IN JULY, Tracey Richardson surprised her girlfriend Kay Lampard by proposing on a beach during a cruise holiday.
But their marriage will not be seen as legitimate in Australia.
The Leumeah couple, who have been together for four years, said they were disappointed but not surprised by the rejection of a federal government Bill to legalise same-sex marriage last week.
"I believe it's fear," Miss Richardson said of the vote. "[But] we live normal lives like other people and we're looking at fostering a child."
The local teacher and community service officer said they wanted to be treated like any other couple.
But at the moment they can't hold hands at local shopping centres without attracting attention.
"You always get that judgmental look," Miss Richardson said.
"It's just not worth the full-on stares."
Ms Lampard said they were still figuring out whether to get married overseas, have a commitment ceremony in Australia or wait until gay marriage was legalised here.
"We have a couple of friends that have been married overseas, they went to Thailand, and the difficulty is that your whole family can't come," she said.
"It's not recognised here, so is there really any point to it?"
She said as a mother, she also couldn't understand concerns about lesbians or gay men raising children.
"I have three grown-up children, so we have two grandchildren and one on the way," Miss Lampard said.
"There's so many different families out there now, so you might have two divorces or different fathers.
"So what difference does it make if there's two mums?
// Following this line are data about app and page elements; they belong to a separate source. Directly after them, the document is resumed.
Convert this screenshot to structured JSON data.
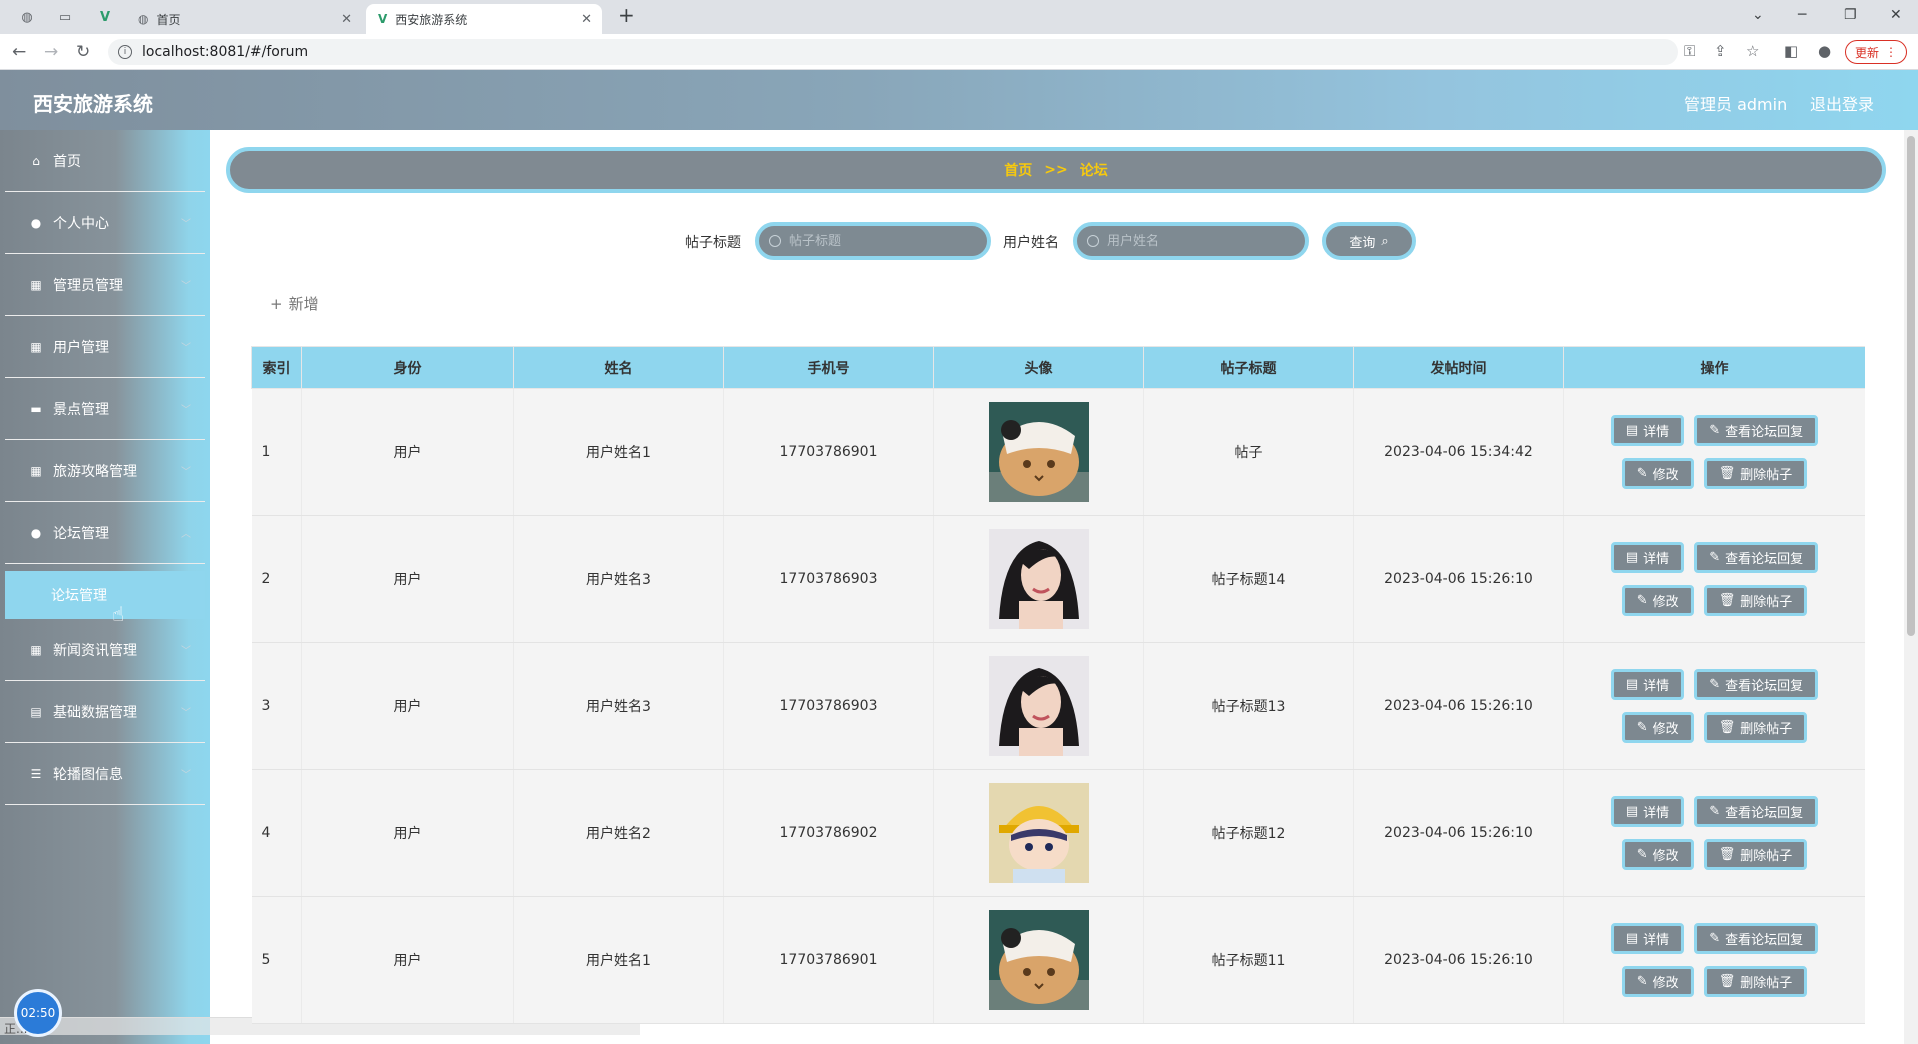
{
  "browser": {
    "tabs": [
      {
        "label": "首页"
      },
      {
        "label": "西安旅游系统"
      }
    ],
    "url": "localhost:8081/#/forum",
    "update_label": "更新"
  },
  "app": {
    "title": "西安旅游系统",
    "admin_label": "管理员 admin",
    "logout_label": "退出登录"
  },
  "sidebar": {
    "items": [
      {
        "label": "首页",
        "icon": "home-icon"
      },
      {
        "label": "个人中心",
        "icon": "user-icon"
      },
      {
        "label": "管理员管理",
        "icon": "grid-icon"
      },
      {
        "label": "用户管理",
        "icon": "grid-icon"
      },
      {
        "label": "景点管理",
        "icon": "comment-icon"
      },
      {
        "label": "旅游攻略管理",
        "icon": "grid-icon"
      },
      {
        "label": "论坛管理",
        "icon": "user-icon"
      },
      {
        "label": "新闻资讯管理",
        "icon": "grid-icon"
      },
      {
        "label": "基础数据管理",
        "icon": "printer-icon"
      },
      {
        "label": "轮播图信息",
        "icon": "list-icon"
      }
    ],
    "submenu_label": "论坛管理",
    "clock": "02:50",
    "status": "正..."
  },
  "breadcrumb": {
    "home": "首页",
    "sep": ">>",
    "current": "论坛"
  },
  "search": {
    "title_label": "帖子标题",
    "title_placeholder": "帖子标题",
    "user_label": "用户姓名",
    "user_placeholder": "用户姓名",
    "query_label": "查询"
  },
  "add_label": "新增",
  "table": {
    "headers": [
      "索引",
      "身份",
      "姓名",
      "手机号",
      "头像",
      "帖子标题",
      "发帖时间",
      "操作"
    ],
    "ops": {
      "detail": "详情",
      "view_reply": "查看论坛回复",
      "edit": "修改",
      "delete": "删除帖子"
    },
    "rows": [
      {
        "index": "1",
        "role": "用户",
        "name": "用户姓名1",
        "phone": "17703786901",
        "avatar": "cat",
        "title": "帖子",
        "time": "2023-04-06 15:34:42"
      },
      {
        "index": "2",
        "role": "用户",
        "name": "用户姓名3",
        "phone": "17703786903",
        "avatar": "woman",
        "title": "帖子标题14",
        "time": "2023-04-06 15:26:10"
      },
      {
        "index": "3",
        "role": "用户",
        "name": "用户姓名3",
        "phone": "17703786903",
        "avatar": "woman",
        "title": "帖子标题13",
        "time": "2023-04-06 15:26:10"
      },
      {
        "index": "4",
        "role": "用户",
        "name": "用户姓名2",
        "phone": "17703786902",
        "avatar": "cartoon",
        "title": "帖子标题12",
        "time": "2023-04-06 15:26:10"
      },
      {
        "index": "5",
        "role": "用户",
        "name": "用户姓名1",
        "phone": "17703786901",
        "avatar": "cat",
        "title": "帖子标题11",
        "time": "2023-04-06 15:26:10"
      }
    ]
  }
}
I just think we need to step out of the dark ages."
Local politicians here are divided.
In Parliament last week, Labor duty senator for Macarthur Matt Thistlethwaite said he had changed his views on homosexuality when he learned that his brother was gay.
"My beliefs about gay marriage had been formed by blokey Australian culture," he said.
"But my brother's revelation made me . . . ultimately reach the view that the current definition of marriage is discriminatory and out-dated."
But Liberal Macarthur MP Russell Matheson is opposed to gay marriage and said he would have voted against the bill, even if allowed a conscience vote. "I've been listening to my constituents in the electorate and 90 per cent are against," he said. "I just believe in the definition of marriage as it stands today."
Labor Werriwa MP Laurie Ferguson was overseas at this year's United Nations General Assembly in New York when the Advertiser tried to contact him, but he has previously voiced his support of same-sex marriages.